Available data.
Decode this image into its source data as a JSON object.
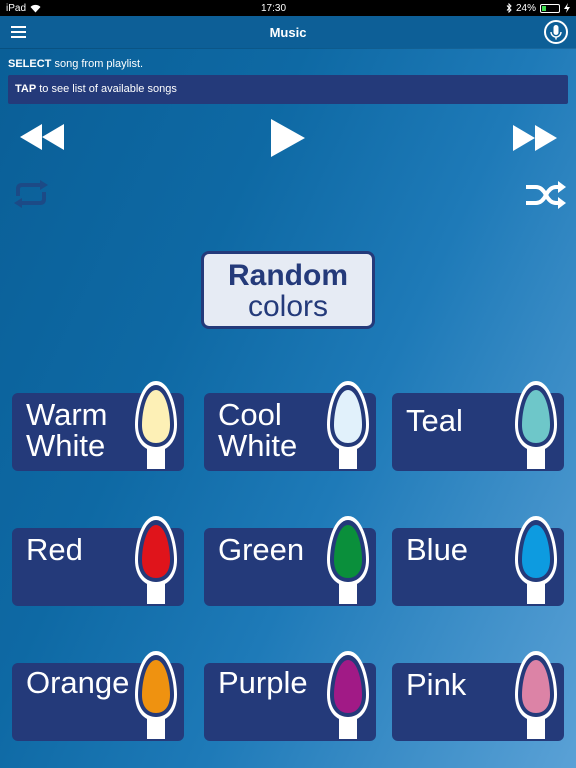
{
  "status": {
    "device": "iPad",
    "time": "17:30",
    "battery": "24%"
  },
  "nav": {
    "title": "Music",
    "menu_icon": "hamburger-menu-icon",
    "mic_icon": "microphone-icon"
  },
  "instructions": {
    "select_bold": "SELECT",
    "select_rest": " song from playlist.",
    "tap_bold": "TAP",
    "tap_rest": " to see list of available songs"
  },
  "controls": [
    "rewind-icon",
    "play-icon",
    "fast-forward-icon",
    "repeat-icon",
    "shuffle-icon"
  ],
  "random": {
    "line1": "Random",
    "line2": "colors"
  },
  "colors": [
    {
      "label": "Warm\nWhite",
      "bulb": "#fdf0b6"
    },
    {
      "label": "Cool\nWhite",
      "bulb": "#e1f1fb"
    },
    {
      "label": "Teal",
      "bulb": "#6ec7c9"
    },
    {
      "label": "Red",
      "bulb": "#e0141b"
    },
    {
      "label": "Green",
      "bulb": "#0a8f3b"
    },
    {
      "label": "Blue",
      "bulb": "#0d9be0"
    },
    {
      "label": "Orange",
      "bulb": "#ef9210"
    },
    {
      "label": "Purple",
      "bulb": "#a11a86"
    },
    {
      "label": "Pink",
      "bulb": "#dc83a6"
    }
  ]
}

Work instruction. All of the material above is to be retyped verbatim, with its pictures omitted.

Solution to the exercise.
Decode this image into its source data as a JSON object.
{
  "status": {
    "device": "iPad",
    "time": "17:30",
    "battery": "24%"
  },
  "nav": {
    "title": "Music",
    "menu_icon": "hamburger-menu-icon",
    "mic_icon": "microphone-icon"
  },
  "instructions": {
    "select_bold": "SELECT",
    "select_rest": " song from playlist.",
    "tap_bold": "TAP",
    "tap_rest": " to see list of available songs"
  },
  "controls": [
    "rewind-icon",
    "play-icon",
    "fast-forward-icon",
    "repeat-icon",
    "shuffle-icon"
  ],
  "random": {
    "line1": "Random",
    "line2": "colors"
  },
  "colors": [
    {
      "label": "Warm\nWhite",
      "bulb": "#fdf0b6"
    },
    {
      "label": "Cool\nWhite",
      "bulb": "#e1f1fb"
    },
    {
      "label": "Teal",
      "bulb": "#6ec7c9"
    },
    {
      "label": "Red",
      "bulb": "#e0141b"
    },
    {
      "label": "Green",
      "bulb": "#0a8f3b"
    },
    {
      "label": "Blue",
      "bulb": "#0d9be0"
    },
    {
      "label": "Orange",
      "bulb": "#ef9210"
    },
    {
      "label": "Purple",
      "bulb": "#a11a86"
    },
    {
      "label": "Pink",
      "bulb": "#dc83a6"
    }
  ]
}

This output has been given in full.